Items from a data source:
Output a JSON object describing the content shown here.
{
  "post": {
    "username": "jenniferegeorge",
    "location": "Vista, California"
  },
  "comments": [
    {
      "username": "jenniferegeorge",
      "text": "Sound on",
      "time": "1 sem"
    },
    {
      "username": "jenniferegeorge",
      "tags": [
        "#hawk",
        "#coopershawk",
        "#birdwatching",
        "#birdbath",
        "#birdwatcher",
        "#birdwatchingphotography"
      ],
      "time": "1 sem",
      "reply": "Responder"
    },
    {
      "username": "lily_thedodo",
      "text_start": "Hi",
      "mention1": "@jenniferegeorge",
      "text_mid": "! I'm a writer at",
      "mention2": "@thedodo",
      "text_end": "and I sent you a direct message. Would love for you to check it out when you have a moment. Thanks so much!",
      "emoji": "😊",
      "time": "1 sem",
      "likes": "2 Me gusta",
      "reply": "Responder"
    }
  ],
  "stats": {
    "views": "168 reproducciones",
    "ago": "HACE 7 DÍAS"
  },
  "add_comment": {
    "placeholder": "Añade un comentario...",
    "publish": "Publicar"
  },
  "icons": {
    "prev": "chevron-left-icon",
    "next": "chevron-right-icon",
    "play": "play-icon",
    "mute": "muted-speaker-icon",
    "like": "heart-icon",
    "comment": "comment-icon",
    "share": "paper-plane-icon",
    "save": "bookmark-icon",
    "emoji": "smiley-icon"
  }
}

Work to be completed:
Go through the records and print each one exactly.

Response:
Output a JSON object describing the content shown here.
{
  "post": {
    "username": "jenniferegeorge",
    "location": "Vista, California"
  },
  "comments": [
    {
      "username": "jenniferegeorge",
      "text": "Sound on",
      "time": "1 sem"
    },
    {
      "username": "jenniferegeorge",
      "tags": [
        "#hawk",
        "#coopershawk",
        "#birdwatching",
        "#birdbath",
        "#birdwatcher",
        "#birdwatchingphotography"
      ],
      "time": "1 sem",
      "reply": "Responder"
    },
    {
      "username": "lily_thedodo",
      "text_start": "Hi",
      "mention1": "@jenniferegeorge",
      "text_mid": "! I'm a writer at",
      "mention2": "@thedodo",
      "text_end": "and I sent you a direct message. Would love for you to check it out when you have a moment. Thanks so much!",
      "emoji": "😊",
      "time": "1 sem",
      "likes": "2 Me gusta",
      "reply": "Responder"
    }
  ],
  "stats": {
    "views": "168 reproducciones",
    "ago": "HACE 7 DÍAS"
  },
  "add_comment": {
    "placeholder": "Añade un comentario...",
    "publish": "Publicar"
  },
  "icons": {
    "prev": "chevron-left-icon",
    "next": "chevron-right-icon",
    "play": "play-icon",
    "mute": "muted-speaker-icon",
    "like": "heart-icon",
    "comment": "comment-icon",
    "share": "paper-plane-icon",
    "save": "bookmark-icon",
    "emoji": "smiley-icon"
  }
}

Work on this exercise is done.